The New York Times Endorsed a Secretive Trade Agreement that the Public Can’t ReadPosted: October 14, 2014
For The Washington Post, Andrea Peterson reports: The Obama administration is secretly negotiating a treaty that could have significant effects on domestic law. Officially, it’s a “free trade” treaty among Pacific rim countries, but a section of the draft agreement leaked in 2011 suggested that it will require signers, including the United States, to make significant changes to copyright law and enforcement measures.
“…it seems strange for the Times to be opining on a treaty the public hasn’t gotten to see yet. If the Times has gotten a leaked copy of the report, it should publish it so the public can make up its own mind.”
Strangely, the administration seems to be encouraging the public to have a debate on the treaty before they know what’s in it. The Office of the United States Trade Representative has solicited comments about the treaty on its Web site, but there is no particularly detailed information about the content of the agreement, or a draft of the current version of the proposal.
Now, as Maira Sutton at the Electronic Frontier Foundation (EFF) notes, the New York Times editorial board has endorsed the TPP. While the editorial acknowledges that some are “worried about provisions on intellectual property that could restrict the availability of generic medicines and grant longer copyright protections to big media companies,” it nevertheless argues that a “good deal” would “not only help individual countries but set an example for global trade talks.”

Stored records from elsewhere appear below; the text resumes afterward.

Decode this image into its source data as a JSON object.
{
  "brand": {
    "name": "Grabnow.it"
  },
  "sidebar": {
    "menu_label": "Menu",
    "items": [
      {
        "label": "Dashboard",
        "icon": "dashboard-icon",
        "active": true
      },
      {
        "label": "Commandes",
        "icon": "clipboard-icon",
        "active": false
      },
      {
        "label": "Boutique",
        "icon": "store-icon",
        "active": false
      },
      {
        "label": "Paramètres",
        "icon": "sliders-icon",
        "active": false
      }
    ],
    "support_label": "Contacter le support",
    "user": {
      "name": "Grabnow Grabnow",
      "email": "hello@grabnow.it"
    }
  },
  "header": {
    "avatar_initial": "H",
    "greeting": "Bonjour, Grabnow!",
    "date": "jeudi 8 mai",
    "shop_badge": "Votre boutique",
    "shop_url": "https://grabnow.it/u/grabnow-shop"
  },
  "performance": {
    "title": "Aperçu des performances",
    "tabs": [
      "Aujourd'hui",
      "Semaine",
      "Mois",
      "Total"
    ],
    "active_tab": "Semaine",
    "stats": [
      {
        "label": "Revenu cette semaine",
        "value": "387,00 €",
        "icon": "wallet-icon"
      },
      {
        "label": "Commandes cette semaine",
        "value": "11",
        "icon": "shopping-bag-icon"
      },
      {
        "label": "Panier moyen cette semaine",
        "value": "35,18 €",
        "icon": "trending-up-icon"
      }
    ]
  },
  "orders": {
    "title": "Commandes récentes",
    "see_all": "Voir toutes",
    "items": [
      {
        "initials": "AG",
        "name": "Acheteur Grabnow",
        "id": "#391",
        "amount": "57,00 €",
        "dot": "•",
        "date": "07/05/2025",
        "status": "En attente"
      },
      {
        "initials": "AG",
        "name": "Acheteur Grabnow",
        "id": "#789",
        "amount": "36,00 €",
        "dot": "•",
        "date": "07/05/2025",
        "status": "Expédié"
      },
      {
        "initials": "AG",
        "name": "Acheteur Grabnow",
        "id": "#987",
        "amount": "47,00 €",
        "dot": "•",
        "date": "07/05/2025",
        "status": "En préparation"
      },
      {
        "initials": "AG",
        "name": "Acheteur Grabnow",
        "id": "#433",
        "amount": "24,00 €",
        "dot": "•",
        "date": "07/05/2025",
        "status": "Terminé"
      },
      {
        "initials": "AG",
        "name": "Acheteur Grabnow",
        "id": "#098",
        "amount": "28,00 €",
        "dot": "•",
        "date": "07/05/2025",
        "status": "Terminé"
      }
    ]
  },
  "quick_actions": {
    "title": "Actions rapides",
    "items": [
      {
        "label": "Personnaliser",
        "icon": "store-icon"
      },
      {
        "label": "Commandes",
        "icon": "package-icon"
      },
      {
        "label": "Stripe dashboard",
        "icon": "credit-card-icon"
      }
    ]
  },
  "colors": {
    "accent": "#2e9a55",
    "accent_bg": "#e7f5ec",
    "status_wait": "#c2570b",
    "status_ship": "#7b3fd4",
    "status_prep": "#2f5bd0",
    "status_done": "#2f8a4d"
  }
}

But as Sutton points out… (read more)
- The tipping point (WWW.pelicancrossing.net)
- 3. WikiLeaks Revelations on Trans-Pacific Partnership Ignored by Corporate Media – Top 25 Most Censored Stories of 2013-2014 (questionall.tumblr.com)
- Economist Jeffrey Sachs Says NO to TPP and TAFTA Trade Deals (huffingtonpost.com)

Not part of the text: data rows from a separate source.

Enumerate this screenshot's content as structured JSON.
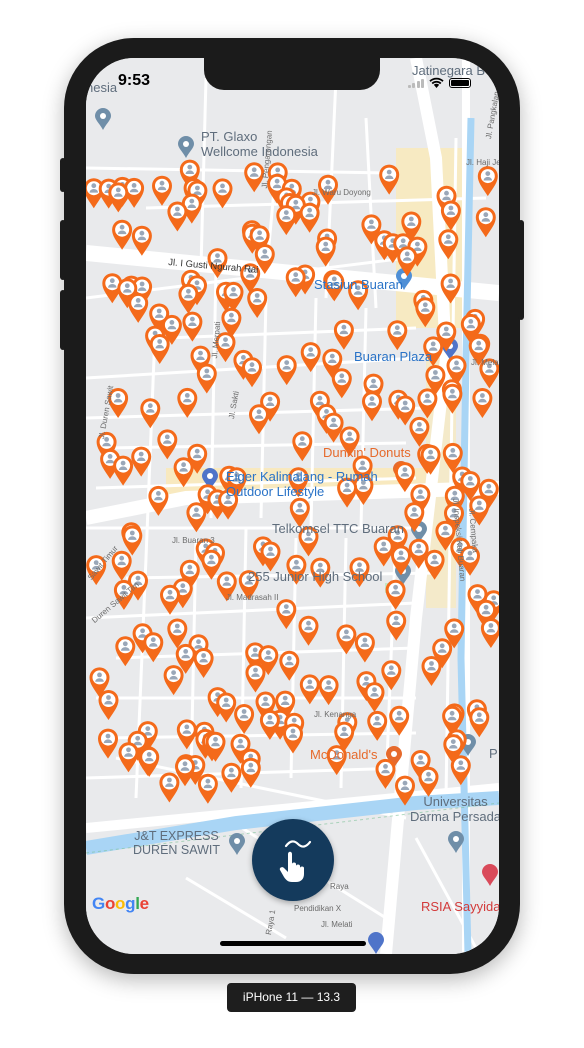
{
  "device_caption": "iPHone 11 — 13.3",
  "status_bar": {
    "time": "9:53"
  },
  "map": {
    "labels": {
      "nesia": "nesia",
      "jatinegara": "Jatinegara B",
      "pt_glaxo_line1": "PT. Glaxo",
      "pt_glaxo_line2": "Wellcome Indonesia",
      "stasiun_buaran": "Stasiun Buaran",
      "buaran_plaza": "Buaran Plaza",
      "dunkin": "Dunkin' Donuts",
      "eiger_line1": "Eiger Kalimalang - Rumah",
      "eiger_line2": "Outdoor Lifestyle",
      "telkomsel": "Telkomsel TTC Buaran",
      "junior_high": "255 Junior High School",
      "mcdonalds": "McDonald's",
      "universitas_line1": "Universitas",
      "universitas_line2": "Darma Persada",
      "jnt_line1": "J&T EXPRESS",
      "jnt_line2": "DUREN SAWIT",
      "rsia": "RSIA Sayyidah",
      "p_right": "P"
    },
    "streets": {
      "jl_gusti": "Jl. I Gusti Ngurah Rai",
      "waru_doyong": "Jl. Waru Doyong",
      "pengarengan": "Jl. Pengarengan",
      "merpati": "Jl. Merpati",
      "buaran3": "Jl. Buaran 3",
      "madrasah": "Jl. Madrasah II",
      "kenanga": "Jl. Kenanga",
      "pendidikan": "Pendidikan X",
      "melati_raya": "Jl. Melati Raya",
      "melati": "Jl. Melati",
      "inspeksi": "Jl. Inspeksi Kali Buaran",
      "cempaka": "Jl. Cempaka",
      "jl_pangkalan": "Jl. Pangkalan",
      "jl_haji_jebris": "Jl. Haji Jebris",
      "jl_kemuning": "Jl. Kemuning",
      "jl_sakti": "Jl. Sakti",
      "jl_duren_sawit": "Jl. Duren Sawit",
      "sawit_timur": "Sawit Timur",
      "duren_sawit_tim": "Duren Sawit Tim",
      "raya": "Raya",
      "raya1": "Raya 1"
    },
    "google_logo": {
      "G": "G",
      "o1": "o",
      "o2": "o",
      "g": "g",
      "l": "l",
      "e": "e"
    },
    "marker_icon": "person-pin-icon",
    "marker_color": "#f46a1a",
    "marker_count": 246
  },
  "fab": {
    "icon": "hand-pointer-gesture-icon",
    "color": "#143a5c"
  },
  "colors": {
    "road_major": "#ffffff",
    "highway": "#fbe9b4",
    "water": "#a9d5f5",
    "land": "#e9eaec",
    "brand_google_blue": "#4285f4",
    "brand_google_red": "#ea4335",
    "brand_google_yellow": "#fbbc05",
    "brand_google_green": "#34a853"
  }
}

- EU-US Trade Negotiations Continue Shutting out the Public (thenewsdoctors.com)
- “The True Story of the Bilderberg Group” and What They May Be Planning Now (nesaranews.blogspot.com)

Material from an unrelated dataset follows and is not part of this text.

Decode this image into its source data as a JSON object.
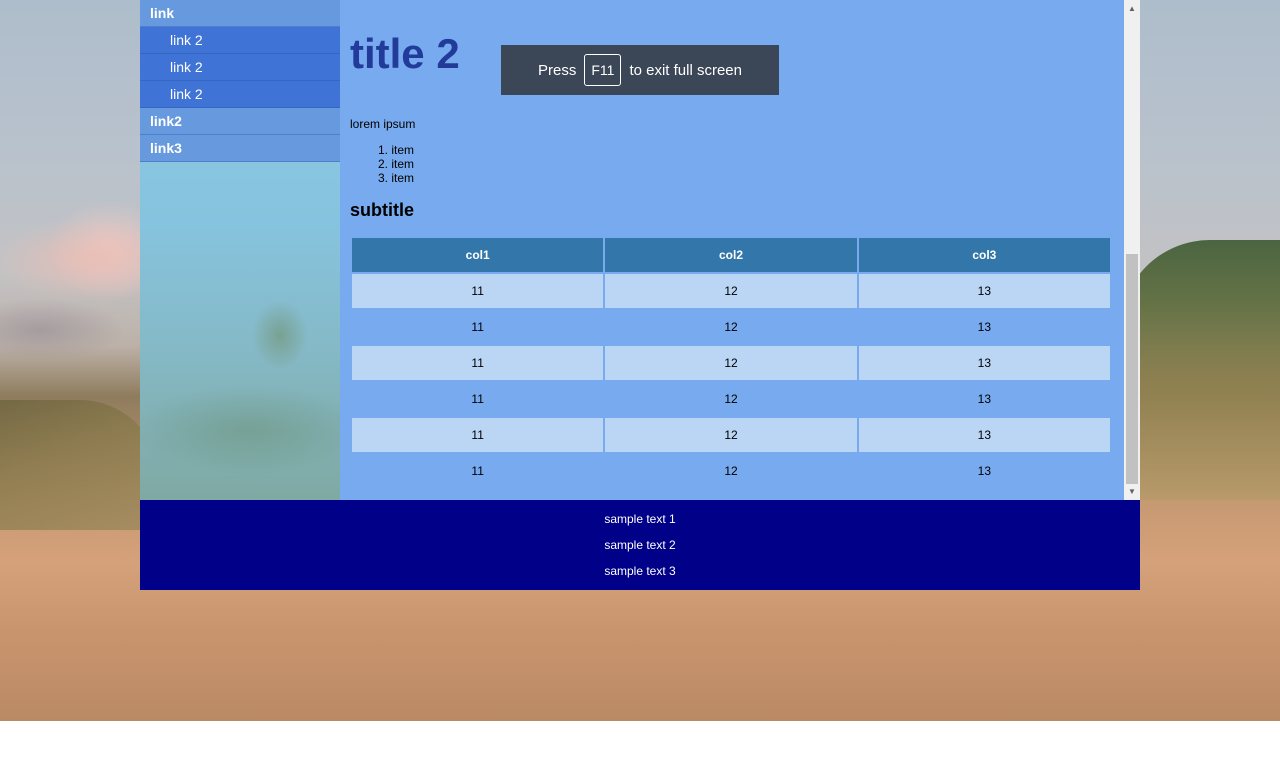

- Enforce Your Own Laws, or Else! (pilr.blogs.law.pace.edu)